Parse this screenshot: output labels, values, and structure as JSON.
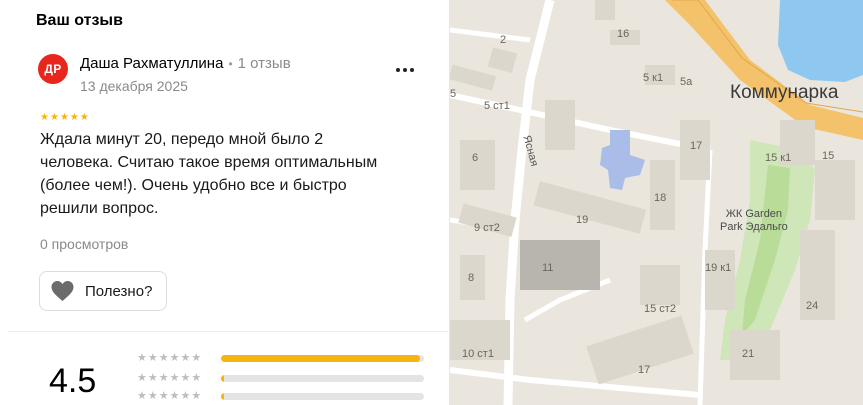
{
  "review_section": {
    "title": "Ваш отзыв",
    "avatar_initials": "ДР",
    "author": "Даша Рахматуллина",
    "separator": "•",
    "review_count": "1 отзыв",
    "date": "13 декабря 2025",
    "more_menu": "...",
    "star_rating": 5,
    "text": "Ждала минут 20, передо мной было 2 человека. Считаю такое время оптимальным (более чем!). Очень удобно все и быстро решили вопрос.",
    "views": "0 просмотров",
    "useful_label": "Полезно?"
  },
  "rating_summary": {
    "average": "4.5",
    "distribution": [
      {
        "stars": 5,
        "fraction": 0.98
      },
      {
        "stars": 4,
        "fraction": 0.01
      },
      {
        "stars": 3,
        "fraction": 0.01
      }
    ]
  },
  "map": {
    "city_label": "Коммунарка",
    "street_label": "Ясная",
    "complex_label_line1": "ЖК Garden",
    "complex_label_line2": "Park Эдальго",
    "house_numbers": [
      "2",
      "16",
      "5 к1",
      "5а",
      "5",
      "5 ст1",
      "6",
      "17",
      "15 к1",
      "15",
      "18",
      "19",
      "9 ст2",
      "11",
      "19 к1",
      "8",
      "15 ст2",
      "24",
      "10 ст1",
      "17",
      "21"
    ],
    "colors": {
      "background": "#eae6dd",
      "road": "#ffffff",
      "highway": "#f3c26b",
      "water": "#8ec8f0",
      "park": "#cfe6b8",
      "building": "#dcd7cc",
      "highlight_building": "#a9bde8"
    }
  },
  "colors": {
    "accent_star": "#f5b50f",
    "avatar_bg": "#e8261e"
  }
}
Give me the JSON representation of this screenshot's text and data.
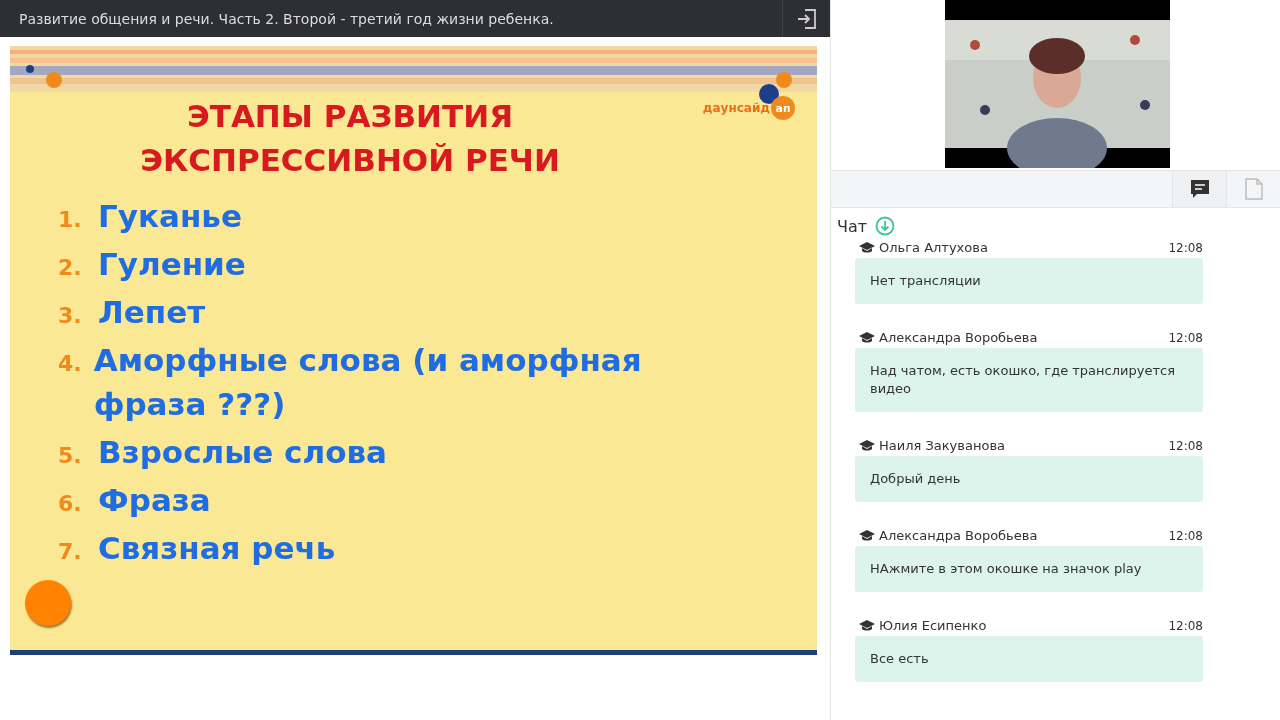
{
  "header": {
    "title": "Развитие общения и речи. Часть 2. Второй - третий год жизни ребенка."
  },
  "slide": {
    "title_lines": [
      "ЭТАПЫ РАЗВИТИЯ",
      "ЭКСПРЕССИВНОЙ РЕЧИ"
    ],
    "logo": {
      "text": "даунсайд",
      "badge": "ап"
    },
    "items": [
      {
        "number": "1.",
        "text": "Гуканье"
      },
      {
        "number": "2.",
        "text": "Гуление"
      },
      {
        "number": "3.",
        "text": "Лепет"
      },
      {
        "number": "4.",
        "text": "Аморфные слова (и аморфная фраза ???)"
      },
      {
        "number": "5.",
        "text": "Взрослые слова"
      },
      {
        "number": "6.",
        "text": "Фраза"
      },
      {
        "number": "7.",
        "text": "Связная речь"
      }
    ]
  },
  "tabs": [
    {
      "kind": "chat",
      "selected": true
    },
    {
      "kind": "document",
      "selected": false
    }
  ],
  "chat": {
    "title": "Чат",
    "messages": [
      {
        "author": "Ольга Алтухова",
        "time": "12:08",
        "text": "Нет трансляции"
      },
      {
        "author": "Александра Воробьева",
        "time": "12:08",
        "text": "Над чатом, есть окошко, где транслируется видео"
      },
      {
        "author": "Наиля Закуванова",
        "time": "12:08",
        "text": "Добрый день"
      },
      {
        "author": "Александра Воробьева",
        "time": "12:08",
        "text": "НАжмите в этом окошке на значок play"
      },
      {
        "author": "Юлия Есипенко",
        "time": "12:08",
        "text": "Все есть"
      }
    ]
  }
}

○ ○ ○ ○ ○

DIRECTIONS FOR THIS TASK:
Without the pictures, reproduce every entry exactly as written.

REPLY:
Parse this screenshot: output labels, values, and structure as JSON.
{
  "review_section": {
    "title": "Ваш отзыв",
    "avatar_initials": "ДР",
    "author": "Даша Рахматуллина",
    "separator": "•",
    "review_count": "1 отзыв",
    "date": "13 декабря 2025",
    "more_menu": "...",
    "star_rating": 5,
    "text": "Ждала минут 20, передо мной было 2 человека. Считаю такое время оптимальным (более чем!). Очень удобно все и быстро решили вопрос.",
    "views": "0 просмотров",
    "useful_label": "Полезно?"
  },
  "rating_summary": {
    "average": "4.5",
    "distribution": [
      {
        "stars": 5,
        "fraction": 0.98
      },
      {
        "stars": 4,
        "fraction": 0.01
      },
      {
        "stars": 3,
        "fraction": 0.01
      }
    ]
  },
  "map": {
    "city_label": "Коммунарка",
    "street_label": "Ясная",
    "complex_label_line1": "ЖК Garden",
    "complex_label_line2": "Park Эдальго",
    "house_numbers": [
      "2",
      "16",
      "5 к1",
      "5а",
      "5",
      "5 ст1",
      "6",
      "17",
      "15 к1",
      "15",
      "18",
      "19",
      "9 ст2",
      "11",
      "19 к1",
      "8",
      "15 ст2",
      "24",
      "10 ст1",
      "17",
      "21"
    ],
    "colors": {
      "background": "#eae6dd",
      "road": "#ffffff",
      "highway": "#f3c26b",
      "water": "#8ec8f0",
      "park": "#cfe6b8",
      "building": "#dcd7cc",
      "highlight_building": "#a9bde8"
    }
  },
  "colors": {
    "accent_star": "#f5b50f",
    "avatar_bg": "#e8261e"
  }
}
Give me the JSON representation of this screenshot's text and data.
{
  "header": {
    "title": "Развитие общения и речи. Часть 2. Второй - третий год жизни ребенка."
  },
  "slide": {
    "title_lines": [
      "ЭТАПЫ РАЗВИТИЯ",
      "ЭКСПРЕССИВНОЙ РЕЧИ"
    ],
    "logo": {
      "text": "даунсайд",
      "badge": "ап"
    },
    "items": [
      {
        "number": "1.",
        "text": "Гуканье"
      },
      {
        "number": "2.",
        "text": "Гуление"
      },
      {
        "number": "3.",
        "text": "Лепет"
      },
      {
        "number": "4.",
        "text": "Аморфные слова (и аморфная фраза ???)"
      },
      {
        "number": "5.",
        "text": "Взрослые слова"
      },
      {
        "number": "6.",
        "text": "Фраза"
      },
      {
        "number": "7.",
        "text": "Связная речь"
      }
    ]
  },
  "tabs": [
    {
      "kind": "chat",
      "selected": true
    },
    {
      "kind": "document",
      "selected": false
    }
  ],
  "chat": {
    "title": "Чат",
    "messages": [
      {
        "author": "Ольга Алтухова",
        "time": "12:08",
        "text": "Нет трансляции"
      },
      {
        "author": "Александра Воробьева",
        "time": "12:08",
        "text": "Над чатом, есть окошко, где транслируется видео"
      },
      {
        "author": "Наиля Закуванова",
        "time": "12:08",
        "text": "Добрый день"
      },
      {
        "author": "Александра Воробьева",
        "time": "12:08",
        "text": "НАжмите в этом окошке на значок play"
      },
      {
        "author": "Юлия Есипенко",
        "time": "12:08",
        "text": "Все есть"
      }
    ]
  }
}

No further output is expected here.